Inarguably, there’s something compelling about adding shades of grey to the simple, linear golden and silver age stories the newer works were referencing. In the case of The Winter Soldier, Brubaker’s script complicated the man Steve Rogers would become, acknowledging his status as a man who realized the cost of a war and the sacrifices that are made to protect the most vulnerable. However, the weakest stories to come from the trend, Identity Crisis first among them, transformed the characters from those classic stories into twisted, no longer heroic figures, people who didn’t fight for what was right or for those who needed protection. Their motives became suspect, their every actions subject to a fresh, critical reading.
I’ve been thinking a lot about those comics for the entirety of this season of The Flash, which has been characterized by fans, if nothing else, for the rise of Barry as a misguided, selfish hero. He’s made a host of decisions, since Season 2’s finale, motivated solely by his own desires, his fears and anger, all at the expense of the people around him. He’s considered killing his enemies, lying to his friends and putting the entire planet in danger in service of own happiness.The show’s played somewhat coy with the depths of Barry’s selfishness, never quite acknowledging how motivated by fear he’s been, how self-centered he’s acted but this week’s episode “The Wrath of Savitar,” deals with his actions head-on.
As Barry pushes Wally further and further to save Iris from Savitar, he begins exploiting everyone around him, with Joe bristling under the way Barry proposed to his daughter, how he forces Julian to commune with the God of Speed, and demanding obedience from the entire team. It’s the move that finally causes the whole group to splinter, with Wally and Cisco vining into the future and ultimately revealing how Barry has manipulated his engagement in another attempt to save Iris.
One thing I’ve had a problem with this season is how much the show has worked to justify each one of Barry’s attempts to save Iris. So far, he’d always been proven right, or at least, been able to make a case for his decisions but “The Wrath of Savitar” ultimately hangs him out to dry by episode’s end.

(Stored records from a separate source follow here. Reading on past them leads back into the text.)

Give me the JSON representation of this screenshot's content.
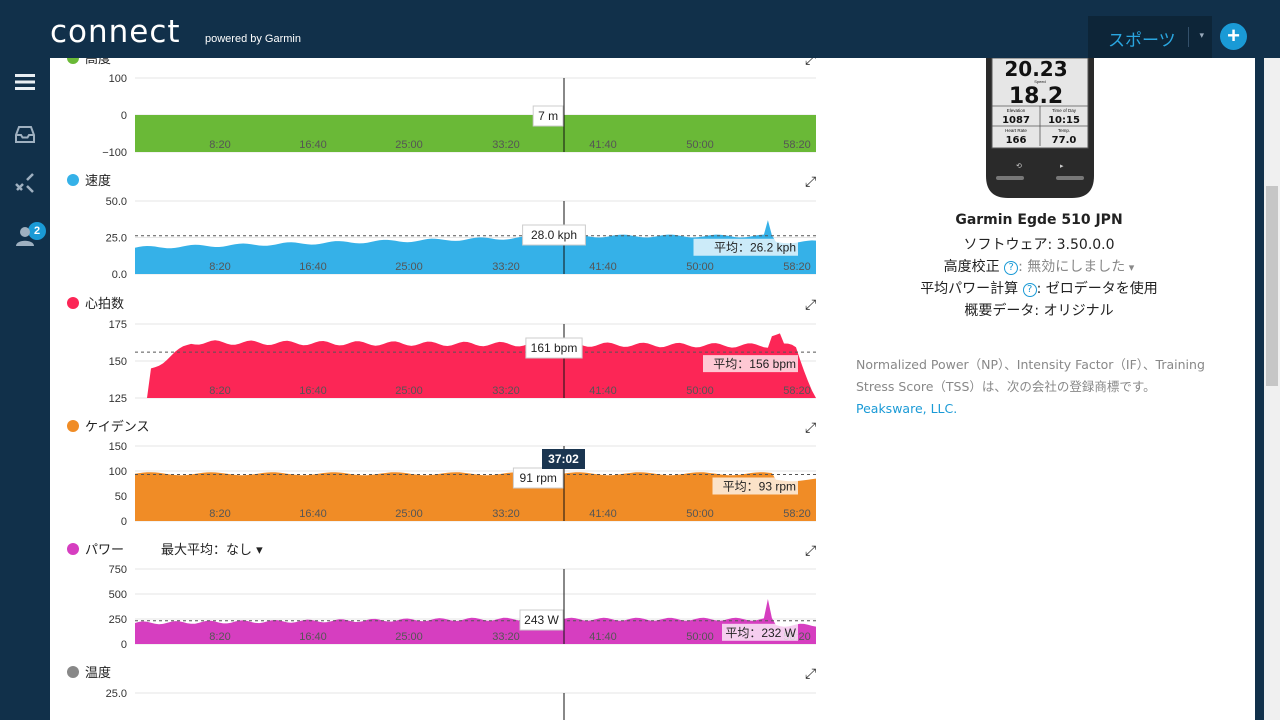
{
  "header": {
    "logo": "connect",
    "logo_sub": "powered by Garmin",
    "sports_label": "スポーツ",
    "plus_label": "+"
  },
  "sidenav": {
    "items": [
      "menu-icon",
      "inbox-icon",
      "connections-icon",
      "profile-icon"
    ],
    "badge_count": "2"
  },
  "cursor_time": "37:02",
  "charts": [
    {
      "id": "elevation",
      "title": "高度",
      "color": "#6ab937",
      "yticks": [
        "100",
        "0",
        "−100"
      ],
      "ylim": [
        -100,
        100
      ],
      "value_label": "7 m",
      "avg_label": "",
      "baseline": 0,
      "avg": null
    },
    {
      "id": "speed",
      "title": "速度",
      "color": "#35b1e8",
      "yticks": [
        "50.0",
        "25.0",
        "0.0"
      ],
      "ylim": [
        0,
        50
      ],
      "value_label": "28.0 kph",
      "avg_label": "平均：26.2 kph",
      "baseline": 0,
      "avg": 26.2
    },
    {
      "id": "heartrate",
      "title": "心拍数",
      "color": "#fc2656",
      "yticks": [
        "175",
        "150",
        "125"
      ],
      "ylim": [
        125,
        175
      ],
      "value_label": "161 bpm",
      "avg_label": "平均：156 bpm",
      "baseline": 125,
      "avg": 156
    },
    {
      "id": "cadence",
      "title": "ケイデンス",
      "color": "#f08c26",
      "yticks": [
        "150",
        "100",
        "50",
        "0"
      ],
      "ylim": [
        0,
        150
      ],
      "value_label": "91 rpm",
      "avg_label": "平均：93 rpm",
      "baseline": 0,
      "avg": 93
    },
    {
      "id": "power",
      "title": "パワー",
      "color": "#d63ec0",
      "subtitle": "最大平均：なし",
      "yticks": [
        "750",
        "500",
        "250",
        "0"
      ],
      "ylim": [
        0,
        750
      ],
      "value_label": "243 W",
      "avg_label": "平均：232 W",
      "baseline": 0,
      "avg": 232
    },
    {
      "id": "temperature",
      "title": "温度",
      "color": "#888888",
      "yticks": [
        "25.0"
      ],
      "ylim": [
        0,
        25
      ],
      "value_label": "",
      "avg_label": "",
      "baseline": 0,
      "avg": null
    }
  ],
  "xticks": [
    "8:20",
    "16:40",
    "25:00",
    "33:20",
    "41:40",
    "50:00",
    "58:20"
  ],
  "device": {
    "screen": {
      "line1": "20.23",
      "speed_label": "Speed",
      "speed": "18.2",
      "elev_label": "Elevation",
      "elev": "1087",
      "tod_label": "Time of Day",
      "tod": "10:15",
      "hr_label": "Heart Rate",
      "hr": "166",
      "temp_label": "Temp.",
      "temp": "77.0"
    },
    "name": "Garmin Egde 510 JPN",
    "software_label": "ソフトウェア:",
    "software": "3.50.0.0",
    "altcal_label": "高度校正",
    "altcal_value": ": 無効にしました",
    "avgpower_label": "平均パワー計算",
    "avgpower_value": ": ゼロデータを使用",
    "summary_label": "概要データ:",
    "summary_value": "オリジナル",
    "trademark": "Normalized Power（NP）、Intensity Factor（IF）、Training Stress Score（TSS）は、次の会社の登録商標です。",
    "trademark_link": "Peaksware, LLC."
  }
}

Every one of his decisions comes back to haunt him as Wally is dragged into the Speed Force, his relationship collapses, Julian is pushed to his breaking point, and Caitlyn’s betrayal is laid bare. The conclusion of the episode is one of those great twists of the knife that ultimately makes the episodes that came before it work better, make Barry’s comeuppance feel even more deserved, even if we don’t really want to see our hero backed this far into the corner.
While I think it works in the moment, I still wish this episode didn’t feel quite so loaded with characters finally accusing Barry of being the bastard he’s been all year. I think a slower build up of the team bristling under him would ultimately make the final moments feel a little more earned. While Barry accepts responsibility for what happens here, he’s also still able to blame everything on his fear, not on his actions and I think having other characters hold him responsible would make his fall feel more human and relatable.
“The Wrath of Savitar” does an admirable job finally judging Barry’s actions this season as, at least inadvertently, destructive. Yes, it does so at least partially with a few tonal retcons but it feels earned, feels like a natural extension of the plot and ultimately still feels like a surprise. It’s arguably the darkest episode of Season 3 and, also, probably the best, a smart deconstruction of how Barry’s loyalty and love for those close to him can be twisted, corrupted and exploited by a canny villain. It’s the first time all year where I’ve been excited to see what The Flash has to show next.